Tricky, huh? ;-) Should something not go completely right during the upgrade, you can roll back to your previous boot environment simply by specifying ‘Solaris9’ for ‘Solaris10’ in the above ‘luactivate’ command. If something really went wrong with the upgrade, and you didn’t boot successfully, don’t worry. The ‘luactivate’ command above should have given you some output that you should copy/paste someplace. Here’s an example:
In case of a failure while booting to the target BE, the following process needs to be followed to fallback to the currently working boot environment: 1. Enter the PROM monitor (ok prompt). 2. Change the boot device back to the original boot environment by typing: setenv boot-device disk:a 3. Boot to the original boot environment by typing: boot
If that doesn’t do it, see the Sun docs in the summary of this article, they will coach you through booting off the CD/DVD and reactivating the old environment.
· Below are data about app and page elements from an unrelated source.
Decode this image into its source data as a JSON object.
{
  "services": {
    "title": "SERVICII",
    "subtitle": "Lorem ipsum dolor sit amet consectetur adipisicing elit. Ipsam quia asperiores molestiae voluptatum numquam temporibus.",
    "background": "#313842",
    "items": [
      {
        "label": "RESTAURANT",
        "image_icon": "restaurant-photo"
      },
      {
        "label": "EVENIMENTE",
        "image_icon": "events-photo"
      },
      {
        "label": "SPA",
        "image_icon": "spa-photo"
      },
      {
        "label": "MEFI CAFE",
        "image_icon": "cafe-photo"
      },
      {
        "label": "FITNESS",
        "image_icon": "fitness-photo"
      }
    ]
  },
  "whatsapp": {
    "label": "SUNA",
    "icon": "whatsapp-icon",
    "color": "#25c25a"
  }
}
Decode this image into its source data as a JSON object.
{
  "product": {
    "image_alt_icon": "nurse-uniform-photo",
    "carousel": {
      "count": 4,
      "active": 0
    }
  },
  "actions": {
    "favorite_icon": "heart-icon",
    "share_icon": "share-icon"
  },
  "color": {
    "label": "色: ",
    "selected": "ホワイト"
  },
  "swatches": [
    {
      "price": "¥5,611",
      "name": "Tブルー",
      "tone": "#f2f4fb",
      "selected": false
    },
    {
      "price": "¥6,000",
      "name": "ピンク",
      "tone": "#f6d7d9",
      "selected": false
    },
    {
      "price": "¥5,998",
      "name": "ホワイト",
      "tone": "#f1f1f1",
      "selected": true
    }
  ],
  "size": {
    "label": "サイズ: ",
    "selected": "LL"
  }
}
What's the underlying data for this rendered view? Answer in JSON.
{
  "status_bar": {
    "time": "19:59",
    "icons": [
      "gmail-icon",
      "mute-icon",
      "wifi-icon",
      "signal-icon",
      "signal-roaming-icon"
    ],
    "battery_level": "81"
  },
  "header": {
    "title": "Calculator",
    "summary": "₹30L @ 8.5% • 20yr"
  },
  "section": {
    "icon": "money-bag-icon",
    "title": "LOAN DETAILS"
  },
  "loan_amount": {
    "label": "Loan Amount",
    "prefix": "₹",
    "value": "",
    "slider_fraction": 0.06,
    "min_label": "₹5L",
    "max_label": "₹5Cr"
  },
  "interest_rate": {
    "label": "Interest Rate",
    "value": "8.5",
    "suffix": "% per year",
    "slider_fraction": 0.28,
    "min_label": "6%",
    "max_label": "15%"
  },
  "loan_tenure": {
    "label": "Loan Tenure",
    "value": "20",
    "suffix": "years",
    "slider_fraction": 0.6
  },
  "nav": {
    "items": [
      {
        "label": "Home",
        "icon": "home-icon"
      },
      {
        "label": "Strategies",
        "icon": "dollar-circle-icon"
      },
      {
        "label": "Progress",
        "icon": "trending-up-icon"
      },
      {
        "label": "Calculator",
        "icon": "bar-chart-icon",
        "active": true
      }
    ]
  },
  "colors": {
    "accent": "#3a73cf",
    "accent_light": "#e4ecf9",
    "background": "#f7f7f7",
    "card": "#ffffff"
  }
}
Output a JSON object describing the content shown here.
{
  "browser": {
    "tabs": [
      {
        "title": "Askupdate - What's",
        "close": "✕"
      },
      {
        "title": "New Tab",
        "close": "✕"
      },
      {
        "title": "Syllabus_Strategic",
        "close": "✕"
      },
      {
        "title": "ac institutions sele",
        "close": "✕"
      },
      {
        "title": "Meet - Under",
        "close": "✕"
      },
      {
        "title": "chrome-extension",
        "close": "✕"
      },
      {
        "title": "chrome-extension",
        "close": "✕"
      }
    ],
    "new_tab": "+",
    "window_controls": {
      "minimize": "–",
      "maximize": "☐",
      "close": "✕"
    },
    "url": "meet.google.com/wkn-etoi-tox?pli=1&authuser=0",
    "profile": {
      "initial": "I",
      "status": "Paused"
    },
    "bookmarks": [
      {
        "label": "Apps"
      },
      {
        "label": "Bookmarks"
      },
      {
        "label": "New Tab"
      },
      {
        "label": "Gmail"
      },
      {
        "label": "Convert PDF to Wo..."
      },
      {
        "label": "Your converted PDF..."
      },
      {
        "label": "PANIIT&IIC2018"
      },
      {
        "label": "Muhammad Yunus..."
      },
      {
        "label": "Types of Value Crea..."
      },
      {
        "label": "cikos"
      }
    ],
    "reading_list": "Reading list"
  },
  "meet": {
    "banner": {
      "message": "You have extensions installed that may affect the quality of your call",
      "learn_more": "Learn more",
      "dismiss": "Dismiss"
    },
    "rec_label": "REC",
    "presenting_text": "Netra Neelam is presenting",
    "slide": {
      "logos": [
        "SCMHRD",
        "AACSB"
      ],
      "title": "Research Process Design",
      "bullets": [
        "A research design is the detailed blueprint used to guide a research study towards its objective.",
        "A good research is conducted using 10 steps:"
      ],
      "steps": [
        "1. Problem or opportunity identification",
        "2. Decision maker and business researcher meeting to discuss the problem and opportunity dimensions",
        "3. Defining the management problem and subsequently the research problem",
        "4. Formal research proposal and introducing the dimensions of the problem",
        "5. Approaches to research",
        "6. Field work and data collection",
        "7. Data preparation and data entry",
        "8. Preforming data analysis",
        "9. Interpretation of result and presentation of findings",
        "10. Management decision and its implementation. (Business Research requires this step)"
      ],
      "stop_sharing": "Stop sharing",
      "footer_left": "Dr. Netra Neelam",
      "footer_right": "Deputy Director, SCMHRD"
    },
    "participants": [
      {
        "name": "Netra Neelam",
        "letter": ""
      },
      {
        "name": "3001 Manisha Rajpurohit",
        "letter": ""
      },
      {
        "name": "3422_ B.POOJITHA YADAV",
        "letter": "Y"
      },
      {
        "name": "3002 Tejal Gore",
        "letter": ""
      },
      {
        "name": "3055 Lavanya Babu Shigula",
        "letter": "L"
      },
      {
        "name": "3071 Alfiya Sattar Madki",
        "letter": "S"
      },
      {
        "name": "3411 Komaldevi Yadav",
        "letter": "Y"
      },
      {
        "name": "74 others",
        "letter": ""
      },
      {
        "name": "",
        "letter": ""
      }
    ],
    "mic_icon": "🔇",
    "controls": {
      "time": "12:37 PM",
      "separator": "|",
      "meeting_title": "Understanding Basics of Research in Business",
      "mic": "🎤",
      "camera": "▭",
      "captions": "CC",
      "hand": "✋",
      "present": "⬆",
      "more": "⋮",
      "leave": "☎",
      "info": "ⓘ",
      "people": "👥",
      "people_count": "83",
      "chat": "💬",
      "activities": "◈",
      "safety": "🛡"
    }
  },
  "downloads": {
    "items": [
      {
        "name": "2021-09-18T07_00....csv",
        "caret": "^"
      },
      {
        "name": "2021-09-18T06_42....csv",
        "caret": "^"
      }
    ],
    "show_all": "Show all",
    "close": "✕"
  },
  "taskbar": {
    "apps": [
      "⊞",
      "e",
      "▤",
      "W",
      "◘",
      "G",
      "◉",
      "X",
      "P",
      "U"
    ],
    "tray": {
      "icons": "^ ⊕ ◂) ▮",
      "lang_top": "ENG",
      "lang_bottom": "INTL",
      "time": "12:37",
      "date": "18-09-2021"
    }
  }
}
As an admin coming from Linux, the LiveUpgrade suite is a breath of fresh air for giving you an easy upgrade path that’s just as easy to undo as it is to do. We’ve only begun to scratch the surface of what you can do with LiveUpgrade. You can use it to migrate from a UFS root to a ZFS root, use it to install and test patches, install Flash Archives with it, reconfigure and resize partitions, and on and on. For a much more comprehensive look into what all LiveUpgrade can do, check out the Solaris Live Upgrade and Upgrade Planning guide on http://docs.sun.com - the current release is for Solaris 5/09.